An ode to used books.




I have always loved reading, but fell hard for books when I was eight. We were living in an amateur’s converted barn with questionable heat and electricity, and no TV. A friend of my mother’s gave me a dusty cardboard box full of golden-spined classics. It was a bonanza, an embarrassment of riches.

Crammed into the box, amid cobwebs that were definitely older than I was, I found well loved copies of Gone With The Wind, Black Beauty, and all the books in the Anne of Green Gables series. Over the course of that blustery winter I read and re-read those books. Scarlett O’Hara and Anne Shirley became as familiar to me as sisters, and the books that contained them were my most loved possessions.

There is beauty and utility in a used book. They are functional– the preciousness has been worn out of them. The spines have been cracked, the work of breaking them in has already been done. They might not look as good, but the story or information is the same. A book can be read and passed on, and continue to be loved and be useful. We have become so attached to newness as a value, always looking for something that no one else has touched, whatever is most cutting edge. I like to think of the life cycle of a book, shelves it has lived on, hands that have held it. Books gain richness over time, and the more we share them the richer they become.

In my early twenties I spent a winter living in London, England, bartending at night and serving in a café during daylight hours. I made very little money, but every Sunday afternoon a man would set up a blanket on the street across from the café to sell books and I would allow myself that little indulgence–a book a week, to be savoured and dog-eared until the next week’s “Lit Church” came around.

Used books are often like little gifts from the universe, picked up at garage sales and in thrift stores, little treasures in amongst discarded knick-knacks and old hockey gear. Some are discovered in moments of desperation. I know a woman who often drives to the free corner library in Cumberland in the middle of the night in her pyjamas when she runs out of books. While travelling I read every battered book Maeve Binchy has ever written, in a sort of desperate frenzy, because they were the only books in English on the hostel shelves. In Sayulita, I nearly cried when I found a Michael Ondaatje book in the musty stacks of oft-found Clive Cussler and John Grisham novels, available in pre-loved abundance for the millions who enjoy them.
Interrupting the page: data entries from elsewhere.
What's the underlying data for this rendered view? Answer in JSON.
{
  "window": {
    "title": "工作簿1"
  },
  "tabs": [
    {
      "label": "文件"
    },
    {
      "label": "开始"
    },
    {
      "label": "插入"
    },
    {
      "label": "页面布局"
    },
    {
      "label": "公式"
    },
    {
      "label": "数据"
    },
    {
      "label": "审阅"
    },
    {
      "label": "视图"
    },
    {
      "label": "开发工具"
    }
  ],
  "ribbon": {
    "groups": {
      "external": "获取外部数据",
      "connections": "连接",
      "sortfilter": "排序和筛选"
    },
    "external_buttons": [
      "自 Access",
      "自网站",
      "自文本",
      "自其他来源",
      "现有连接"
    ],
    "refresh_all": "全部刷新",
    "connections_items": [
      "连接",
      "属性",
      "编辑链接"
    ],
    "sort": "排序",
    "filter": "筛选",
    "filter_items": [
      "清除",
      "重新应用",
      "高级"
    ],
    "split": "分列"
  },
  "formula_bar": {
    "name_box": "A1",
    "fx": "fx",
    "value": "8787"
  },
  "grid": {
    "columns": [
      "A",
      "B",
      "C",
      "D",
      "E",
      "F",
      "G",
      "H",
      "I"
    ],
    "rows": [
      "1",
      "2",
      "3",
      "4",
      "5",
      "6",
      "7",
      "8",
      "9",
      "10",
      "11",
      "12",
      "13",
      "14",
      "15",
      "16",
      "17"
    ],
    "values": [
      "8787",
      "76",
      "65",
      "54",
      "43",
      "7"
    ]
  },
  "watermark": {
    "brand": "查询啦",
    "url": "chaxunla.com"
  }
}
Good books transcend the mania of trend: they can be read in any decade and a good story will still be a good story; good information will still be good information. Through books old and new we are offered a portal into other times, places, and ways of being.